Action item: What you give back should match the records word for word.

== Records provided ==

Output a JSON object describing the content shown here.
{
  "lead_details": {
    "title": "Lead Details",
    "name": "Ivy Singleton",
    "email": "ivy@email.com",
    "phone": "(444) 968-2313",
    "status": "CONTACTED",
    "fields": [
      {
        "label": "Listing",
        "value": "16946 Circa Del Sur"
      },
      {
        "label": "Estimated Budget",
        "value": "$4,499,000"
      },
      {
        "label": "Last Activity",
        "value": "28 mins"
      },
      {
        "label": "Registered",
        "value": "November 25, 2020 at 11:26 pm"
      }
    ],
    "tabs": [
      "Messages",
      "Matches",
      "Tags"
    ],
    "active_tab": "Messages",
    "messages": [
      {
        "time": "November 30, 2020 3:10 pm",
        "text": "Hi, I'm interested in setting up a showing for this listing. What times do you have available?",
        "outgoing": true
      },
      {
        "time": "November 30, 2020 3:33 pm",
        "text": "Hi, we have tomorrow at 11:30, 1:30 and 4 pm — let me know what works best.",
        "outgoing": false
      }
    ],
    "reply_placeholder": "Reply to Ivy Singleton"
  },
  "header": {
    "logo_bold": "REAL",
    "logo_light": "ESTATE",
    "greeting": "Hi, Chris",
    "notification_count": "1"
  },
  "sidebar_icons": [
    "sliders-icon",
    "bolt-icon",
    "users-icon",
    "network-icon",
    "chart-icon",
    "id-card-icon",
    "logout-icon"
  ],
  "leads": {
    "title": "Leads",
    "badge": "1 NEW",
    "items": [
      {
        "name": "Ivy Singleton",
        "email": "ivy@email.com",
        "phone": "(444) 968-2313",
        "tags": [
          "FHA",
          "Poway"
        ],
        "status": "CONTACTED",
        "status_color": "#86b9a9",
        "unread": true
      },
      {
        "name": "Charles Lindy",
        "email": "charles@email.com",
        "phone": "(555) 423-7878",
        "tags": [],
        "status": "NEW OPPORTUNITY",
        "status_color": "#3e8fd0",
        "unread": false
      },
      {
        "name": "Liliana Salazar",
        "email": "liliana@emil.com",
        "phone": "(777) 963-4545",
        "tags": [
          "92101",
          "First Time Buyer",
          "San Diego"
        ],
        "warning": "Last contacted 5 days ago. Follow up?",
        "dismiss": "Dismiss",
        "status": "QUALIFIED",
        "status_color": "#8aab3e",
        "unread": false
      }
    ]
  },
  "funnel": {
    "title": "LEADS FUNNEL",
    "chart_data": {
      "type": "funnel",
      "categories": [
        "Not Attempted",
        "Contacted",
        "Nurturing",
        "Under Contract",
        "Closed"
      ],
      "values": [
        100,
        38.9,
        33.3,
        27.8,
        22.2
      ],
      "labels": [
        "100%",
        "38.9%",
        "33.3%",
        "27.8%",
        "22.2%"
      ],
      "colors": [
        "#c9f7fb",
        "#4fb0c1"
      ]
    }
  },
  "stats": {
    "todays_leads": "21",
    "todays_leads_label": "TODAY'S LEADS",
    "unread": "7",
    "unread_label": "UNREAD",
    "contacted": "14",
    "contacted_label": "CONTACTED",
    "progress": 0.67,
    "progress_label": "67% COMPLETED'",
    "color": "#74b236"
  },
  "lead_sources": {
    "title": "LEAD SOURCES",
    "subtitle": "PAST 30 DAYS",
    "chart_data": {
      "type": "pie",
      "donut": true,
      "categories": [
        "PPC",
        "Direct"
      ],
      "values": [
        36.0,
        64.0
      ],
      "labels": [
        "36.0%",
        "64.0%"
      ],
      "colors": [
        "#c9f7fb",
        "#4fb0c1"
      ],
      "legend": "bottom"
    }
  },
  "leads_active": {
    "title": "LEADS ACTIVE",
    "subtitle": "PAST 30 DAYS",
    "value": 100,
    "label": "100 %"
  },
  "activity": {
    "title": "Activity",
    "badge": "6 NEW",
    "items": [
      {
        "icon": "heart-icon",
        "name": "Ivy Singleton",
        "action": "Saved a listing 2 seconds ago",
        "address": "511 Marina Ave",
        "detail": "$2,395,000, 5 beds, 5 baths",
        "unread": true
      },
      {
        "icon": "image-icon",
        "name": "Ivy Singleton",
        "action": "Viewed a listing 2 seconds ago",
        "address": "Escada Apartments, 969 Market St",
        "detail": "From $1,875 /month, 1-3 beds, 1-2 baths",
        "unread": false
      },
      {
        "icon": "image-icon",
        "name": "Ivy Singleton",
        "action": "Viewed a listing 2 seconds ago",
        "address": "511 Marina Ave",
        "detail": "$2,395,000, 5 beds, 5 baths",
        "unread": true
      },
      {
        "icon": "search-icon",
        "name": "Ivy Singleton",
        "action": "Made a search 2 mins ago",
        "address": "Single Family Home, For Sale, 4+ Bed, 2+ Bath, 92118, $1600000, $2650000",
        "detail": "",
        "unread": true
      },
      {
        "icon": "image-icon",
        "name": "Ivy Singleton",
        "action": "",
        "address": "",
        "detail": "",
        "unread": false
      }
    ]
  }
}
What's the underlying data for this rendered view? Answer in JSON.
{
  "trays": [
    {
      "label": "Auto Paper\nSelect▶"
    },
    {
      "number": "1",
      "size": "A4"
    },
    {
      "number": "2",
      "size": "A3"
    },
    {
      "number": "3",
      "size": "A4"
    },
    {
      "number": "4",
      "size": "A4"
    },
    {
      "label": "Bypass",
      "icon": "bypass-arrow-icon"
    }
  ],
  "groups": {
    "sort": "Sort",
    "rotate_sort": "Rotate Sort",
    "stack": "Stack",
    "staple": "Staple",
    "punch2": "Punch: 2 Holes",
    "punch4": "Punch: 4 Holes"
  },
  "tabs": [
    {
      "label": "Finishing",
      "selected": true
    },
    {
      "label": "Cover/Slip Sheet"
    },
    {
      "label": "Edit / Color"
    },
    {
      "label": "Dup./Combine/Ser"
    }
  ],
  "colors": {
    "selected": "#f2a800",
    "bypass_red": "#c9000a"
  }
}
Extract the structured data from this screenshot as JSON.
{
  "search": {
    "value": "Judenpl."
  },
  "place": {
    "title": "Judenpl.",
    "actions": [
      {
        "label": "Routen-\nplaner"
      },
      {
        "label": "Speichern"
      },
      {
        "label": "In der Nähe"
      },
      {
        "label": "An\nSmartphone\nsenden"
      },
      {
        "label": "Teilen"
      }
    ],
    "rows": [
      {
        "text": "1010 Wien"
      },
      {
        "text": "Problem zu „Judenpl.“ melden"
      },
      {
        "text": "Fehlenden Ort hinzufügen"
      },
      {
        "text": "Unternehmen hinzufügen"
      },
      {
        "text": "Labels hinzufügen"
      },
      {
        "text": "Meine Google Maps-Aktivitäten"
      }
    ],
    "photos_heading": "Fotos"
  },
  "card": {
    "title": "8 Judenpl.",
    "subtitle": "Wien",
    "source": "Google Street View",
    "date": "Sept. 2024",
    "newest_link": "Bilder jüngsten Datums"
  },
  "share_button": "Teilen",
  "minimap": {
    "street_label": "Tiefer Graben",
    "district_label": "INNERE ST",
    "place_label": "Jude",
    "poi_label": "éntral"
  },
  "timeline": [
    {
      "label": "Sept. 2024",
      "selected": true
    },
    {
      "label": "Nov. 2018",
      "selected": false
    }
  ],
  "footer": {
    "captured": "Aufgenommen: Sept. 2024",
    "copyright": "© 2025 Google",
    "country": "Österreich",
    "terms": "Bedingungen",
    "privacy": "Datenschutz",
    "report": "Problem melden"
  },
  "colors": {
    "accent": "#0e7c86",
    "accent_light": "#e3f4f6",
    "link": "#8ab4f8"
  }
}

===

Problem solution:
Output a JSON object describing the content shown here.
{
  "lead_details": {
    "title": "Lead Details",
    "name": "Ivy Singleton",
    "email": "ivy@email.com",
    "phone": "(444) 968-2313",
    "status": "CONTACTED",
    "fields": [
      {
        "label": "Listing",
        "value": "16946 Circa Del Sur"
      },
      {
        "label": "Estimated Budget",
        "value": "$4,499,000"
      },
      {
        "label": "Last Activity",
        "value": "28 mins"
      },
      {
        "label": "Registered",
        "value": "November 25, 2020 at 11:26 pm"
      }
    ],
    "tabs": [
      "Messages",
      "Matches",
      "Tags"
    ],
    "active_tab": "Messages",
    "messages": [
      {
        "time": "November 30, 2020 3:10 pm",
        "text": "Hi, I'm interested in setting up a showing for this listing. What times do you have available?",
        "outgoing": true
      },
      {
        "time": "November 30, 2020 3:33 pm",
        "text": "Hi, we have tomorrow at 11:30, 1:30 and 4 pm — let me know what works best.",
        "outgoing": false
      }
    ],
    "reply_placeholder": "Reply to Ivy Singleton"
  },
  "header": {
    "logo_bold": "REAL",
    "logo_light": "ESTATE",
    "greeting": "Hi, Chris",
    "notification_count": "1"
  },
  "sidebar_icons": [
    "sliders-icon",
    "bolt-icon",
    "users-icon",
    "network-icon",
    "chart-icon",
    "id-card-icon",
    "logout-icon"
  ],
  "leads": {
    "title": "Leads",
    "badge": "1 NEW",
    "items": [
      {
        "name": "Ivy Singleton",
        "email": "ivy@email.com",
        "phone": "(444) 968-2313",
        "tags": [
          "FHA",
          "Poway"
        ],
        "status": "CONTACTED",
        "status_color": "#86b9a9",
        "unread": true
      },
      {
        "name": "Charles Lindy",
        "email": "charles@email.com",
        "phone": "(555) 423-7878",
        "tags": [],
        "status": "NEW OPPORTUNITY",
        "status_color": "#3e8fd0",
        "unread": false
      },
      {
        "name": "Liliana Salazar",
        "email": "liliana@emil.com",
        "phone": "(777) 963-4545",
        "tags": [
          "92101",
          "First Time Buyer",
          "San Diego"
        ],
        "warning": "Last contacted 5 days ago. Follow up?",
        "dismiss": "Dismiss",
        "status": "QUALIFIED",
        "status_color": "#8aab3e",
        "unread": false
      }
    ]
  },
  "funnel": {
    "title": "LEADS FUNNEL",
    "chart_data": {
      "type": "funnel",
      "categories": [
        "Not Attempted",
        "Contacted",
        "Nurturing",
        "Under Contract",
        "Closed"
      ],
      "values": [
        100,
        38.9,
        33.3,
        27.8,
        22.2
      ],
      "labels": [
        "100%",
        "38.9%",
        "33.3%",
        "27.8%",
        "22.2%"
      ],
      "colors": [
        "#c9f7fb",
        "#4fb0c1"
      ]
    }
  },
  "stats": {
    "todays_leads": "21",
    "todays_leads_label": "TODAY'S LEADS",
    "unread": "7",
    "unread_label": "UNREAD",
    "contacted": "14",
    "contacted_label": "CONTACTED",
    "progress": 0.67,
    "progress_label": "67% COMPLETED'",
    "color": "#74b236"
  },
  "lead_sources": {
    "title": "LEAD SOURCES",
    "subtitle": "PAST 30 DAYS",
    "chart_data": {
      "type": "pie",
      "donut": true,
      "categories": [
        "PPC",
        "Direct"
      ],
      "values": [
        36.0,
        64.0
      ],
      "labels": [
        "36.0%",
        "64.0%"
      ],
      "colors": [
        "#c9f7fb",
        "#4fb0c1"
      ],
      "legend": "bottom"
    }
  },
  "leads_active": {
    "title": "LEADS ACTIVE",
    "subtitle": "PAST 30 DAYS",
    "value": 100,
    "label": "100 %"
  },
  "activity": {
    "title": "Activity",
    "badge": "6 NEW",
    "items": [
      {
        "icon": "heart-icon",
        "name": "Ivy Singleton",
        "action": "Saved a listing 2 seconds ago",
        "address": "511 Marina Ave",
        "detail": "$2,395,000, 5 beds, 5 baths",
        "unread": true
      },
      {
        "icon": "image-icon",
        "name": "Ivy Singleton",
        "action": "Viewed a listing 2 seconds ago",
        "address": "Escada Apartments, 969 Market St",
        "detail": "From $1,875 /month, 1-3 beds, 1-2 baths",
        "unread": false
      },
      {
        "icon": "image-icon",
        "name": "Ivy Singleton",
        "action": "Viewed a listing 2 seconds ago",
        "address": "511 Marina Ave",
        "detail": "$2,395,000, 5 beds, 5 baths",
        "unread": true
      },
      {
        "icon": "search-icon",
        "name": "Ivy Singleton",
        "action": "Made a search 2 mins ago",
        "address": "Single Family Home, For Sale, 4+ Bed, 2+ Bath, 92118, $1600000, $2650000",
        "detail": "",
        "unread": true
      },
      {
        "icon": "image-icon",
        "name": "Ivy Singleton",
        "action": "",
        "address": "",
        "detail": "",
        "unread": false
      }
    ]
  }
}
What's the underlying data for this rendered view? Answer in JSON.
{
  "trays": [
    {
      "label": "Auto Paper\nSelect▶"
    },
    {
      "number": "1",
      "size": "A4"
    },
    {
      "number": "2",
      "size": "A3"
    },
    {
      "number": "3",
      "size": "A4"
    },
    {
      "number": "4",
      "size": "A4"
    },
    {
      "label": "Bypass",
      "icon": "bypass-arrow-icon"
    }
  ],
  "groups": {
    "sort": "Sort",
    "rotate_sort": "Rotate Sort",
    "stack": "Stack",
    "staple": "Staple",
    "punch2": "Punch: 2 Holes",
    "punch4": "Punch: 4 Holes"
  },
  "tabs": [
    {
      "label": "Finishing",
      "selected": true
    },
    {
      "label": "Cover/Slip Sheet"
    },
    {
      "label": "Edit / Color"
    },
    {
      "label": "Dup./Combine/Ser"
    }
  ],
  "colors": {
    "selected": "#f2a800",
    "bypass_red": "#c9000a"
  }
}
Extract the structured data from this screenshot as JSON.
{
  "search": {
    "value": "Judenpl."
  },
  "place": {
    "title": "Judenpl.",
    "actions": [
      {
        "label": "Routen-\nplaner"
      },
      {
        "label": "Speichern"
      },
      {
        "label": "In der Nähe"
      },
      {
        "label": "An\nSmartphone\nsenden"
      },
      {
        "label": "Teilen"
      }
    ],
    "rows": [
      {
        "text": "1010 Wien"
      },
      {
        "text": "Problem zu „Judenpl.“ melden"
      },
      {
        "text": "Fehlenden Ort hinzufügen"
      },
      {
        "text": "Unternehmen hinzufügen"
      },
      {
        "text": "Labels hinzufügen"
      },
      {
        "text": "Meine Google Maps-Aktivitäten"
      }
    ],
    "photos_heading": "Fotos"
  },
  "card": {
    "title": "8 Judenpl.",
    "subtitle": "Wien",
    "source": "Google Street View",
    "date": "Sept. 2024",
    "newest_link": "Bilder jüngsten Datums"
  },
  "share_button": "Teilen",
  "minimap": {
    "street_label": "Tiefer Graben",
    "district_label": "INNERE ST",
    "place_label": "Jude",
    "poi_label": "éntral"
  },
  "timeline": [
    {
      "label": "Sept. 2024",
      "selected": true
    },
    {
      "label": "Nov. 2018",
      "selected": false
    }
  ],
  "footer": {
    "captured": "Aufgenommen: Sept. 2024",
    "copyright": "© 2025 Google",
    "country": "Österreich",
    "terms": "Bedingungen",
    "privacy": "Datenschutz",
    "report": "Problem melden"
  },
  "colors": {
    "accent": "#0e7c86",
    "accent_light": "#e3f4f6",
    "link": "#8ab4f8"
  }
}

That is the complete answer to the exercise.